Inline skates have a line of wheels unlike the classic roller skates with wheels located opposite each other. For many years inline skates have been the most popular types of skates. Because of the demand, a range of equipment for inline skates and various kinds of inline skates have entered the market through the years. Inline skating is similar to ice skating, in style as well as technique, some people prefer inline skates to classic roller skates. As an example you can both play hockey on ice skates and inline skates.

Different types of Inline Skates
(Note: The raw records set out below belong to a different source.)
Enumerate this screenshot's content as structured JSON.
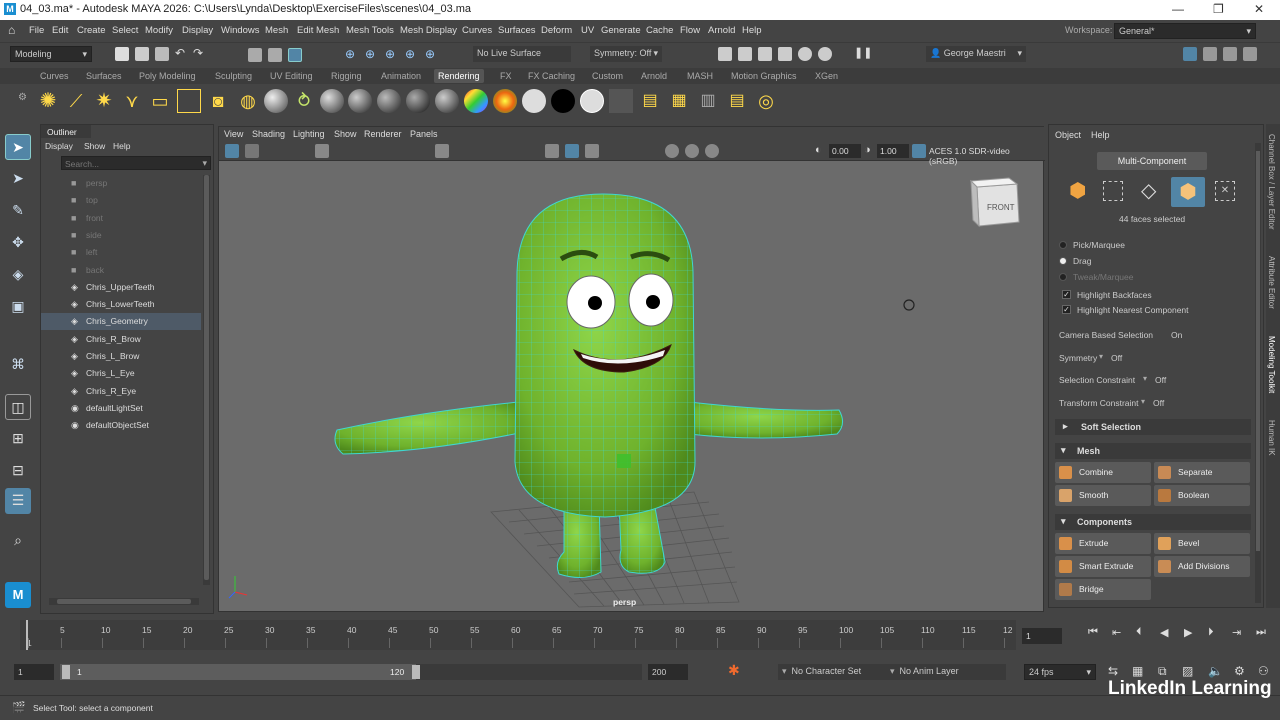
{
  "title": "04_03.ma* - Autodesk MAYA 2026: C:\\Users\\Lynda\\Desktop\\ExerciseFiles\\scenes\\04_03.ma",
  "logo_letter": "M",
  "menu": [
    "File",
    "Edit",
    "Create",
    "Select",
    "Modify",
    "Display",
    "Windows",
    "Mesh",
    "Edit Mesh",
    "Mesh Tools",
    "Mesh Display",
    "Curves",
    "Surfaces",
    "Deform",
    "UV",
    "Generate",
    "Cache",
    "Flow",
    "Arnold",
    "Help"
  ],
  "workspace": {
    "label": "Workspace:",
    "value": "General*"
  },
  "status": {
    "menuset": "Modeling",
    "live_surface": "No Live Surface",
    "symmetry": "Symmetry: Off",
    "user": "George Maestri"
  },
  "shelf_tabs": [
    "Curves",
    "Surfaces",
    "Poly Modeling",
    "Sculpting",
    "UV Editing",
    "Rigging",
    "Animation",
    "Rendering",
    "FX",
    "FX Caching",
    "Custom",
    "Arnold",
    "MASH",
    "Motion Graphics",
    "XGen"
  ],
  "active_shelf": "Rendering",
  "outliner": {
    "tab": "Outliner",
    "menu": [
      "Display",
      "Show",
      "Help"
    ],
    "search_placeholder": "Search...",
    "items": [
      {
        "label": "persp",
        "type": "camera",
        "dim": true
      },
      {
        "label": "top",
        "type": "camera",
        "dim": true
      },
      {
        "label": "front",
        "type": "camera",
        "dim": true
      },
      {
        "label": "side",
        "type": "camera",
        "dim": true
      },
      {
        "label": "left",
        "type": "camera",
        "dim": true
      },
      {
        "label": "back",
        "type": "camera",
        "dim": true
      },
      {
        "label": "Chris_UpperTeeth",
        "type": "mesh",
        "dim": false
      },
      {
        "label": "Chris_LowerTeeth",
        "type": "mesh",
        "dim": false
      },
      {
        "label": "Chris_Geometry",
        "type": "mesh",
        "dim": false,
        "selected": true
      },
      {
        "label": "Chris_R_Brow",
        "type": "mesh",
        "dim": false
      },
      {
        "label": "Chris_L_Brow",
        "type": "mesh",
        "dim": false
      },
      {
        "label": "Chris_L_Eye",
        "type": "mesh",
        "dim": false
      },
      {
        "label": "Chris_R_Eye",
        "type": "mesh",
        "dim": false
      },
      {
        "label": "defaultLightSet",
        "type": "set",
        "dim": false
      },
      {
        "label": "defaultObjectSet",
        "type": "set",
        "dim": false
      }
    ]
  },
  "viewport": {
    "menu": [
      "View",
      "Shading",
      "Lighting",
      "Show",
      "Renderer",
      "Panels"
    ],
    "exposure": "0.00",
    "gamma": "1.00",
    "colorspace": "ACES 1.0 SDR-video (sRGB)",
    "camera_label": "persp",
    "viewcube": "FRONT"
  },
  "modeling_toolkit": {
    "menu": [
      "Object",
      "Help"
    ],
    "mode": "Multi-Component",
    "selection_info": "44 faces selected",
    "pick_options": [
      {
        "label": "Pick/Marquee",
        "on": false,
        "dim": false
      },
      {
        "label": "Drag",
        "on": true,
        "dim": false
      },
      {
        "label": "Tweak/Marquee",
        "on": false,
        "dim": true
      }
    ],
    "checks": [
      "Highlight Backfaces",
      "Highlight Nearest Component"
    ],
    "props": [
      {
        "label": "Camera Based Selection",
        "value": "On"
      },
      {
        "label": "Symmetry",
        "value": "Off"
      },
      {
        "label": "Selection Constraint",
        "value": "Off"
      },
      {
        "label": "Transform Constraint",
        "value": "Off"
      }
    ],
    "soft_selection": "Soft Selection",
    "mesh_header": "Mesh",
    "mesh_buttons": [
      "Combine",
      "Separate",
      "Smooth",
      "Boolean"
    ],
    "components_header": "Components",
    "component_buttons": [
      "Extrude",
      "Bevel",
      "Smart Extrude",
      "Add Divisions",
      "Bridge"
    ]
  },
  "side_tabs": [
    "Channel Box / Layer Editor",
    "Attribute Editor",
    "Modeling Toolkit",
    "Human IK"
  ],
  "timeline": {
    "ticks": [
      "1",
      "5",
      "10",
      "15",
      "20",
      "25",
      "30",
      "35",
      "40",
      "45",
      "50",
      "55",
      "60",
      "65",
      "70",
      "75",
      "80",
      "85",
      "90",
      "95",
      "100",
      "105",
      "110",
      "115",
      "12"
    ],
    "current_frame": "1"
  },
  "range": {
    "start": "1",
    "inner_start": "1",
    "inner_end": "120",
    "end": "200",
    "character_set": "No Character Set",
    "anim_layer": "No Anim Layer",
    "fps": "24 fps"
  },
  "help_text": "Select Tool: select a component",
  "watermark": "LinkedIn Learning",
  "colors": {
    "accent": "#5285a6",
    "mesh_green": "#7cc23a",
    "wire": "#3fd7d0"
  }
}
Because there is such a wide range of inline skates on the market, it can be difficult to find the right kind. If your rollerblades have to be used for specific purposes or for a sport, you should have a look at one of our other categories: Aggressive, Speed, Roller hockey, Nordic or Freeskates.

Roller blades in this category are so-called fitness skates. They can be used for work-out skating on short and medium length distances. They can also be used for transportation around town. Most of the fitness skates have fairly large wheels with a medium hardness, which makes it possible to work up speed while maintaining a good grip. The boot is high to keep the ankle protected which is important for beginners who need extra stability.

The story behind roller blades

In the 1980's, Roces and Rollerblade created inline skates as we know them today. But actually the idea originated in 1849, when a Frenchman had to make props for an opera that should look like ice skates. The prop never became a success, as the skates could not brake nor could they turn. But when inline skates started to gain ground in the end of the 1980's and the beginning of the 1990's, they became a success – and they have been ever since.

Roces was the first brand to mass-produce inline skates, but it was Rollerblade who made them popular. Therefore, rollerblades are synonym with inline skates in many countries.

Remember that we will ship you an alternative size of inline skates – free of charge - if you so desire! Keep an eye on our guide: Buying inline skates, for tips on getting the right model.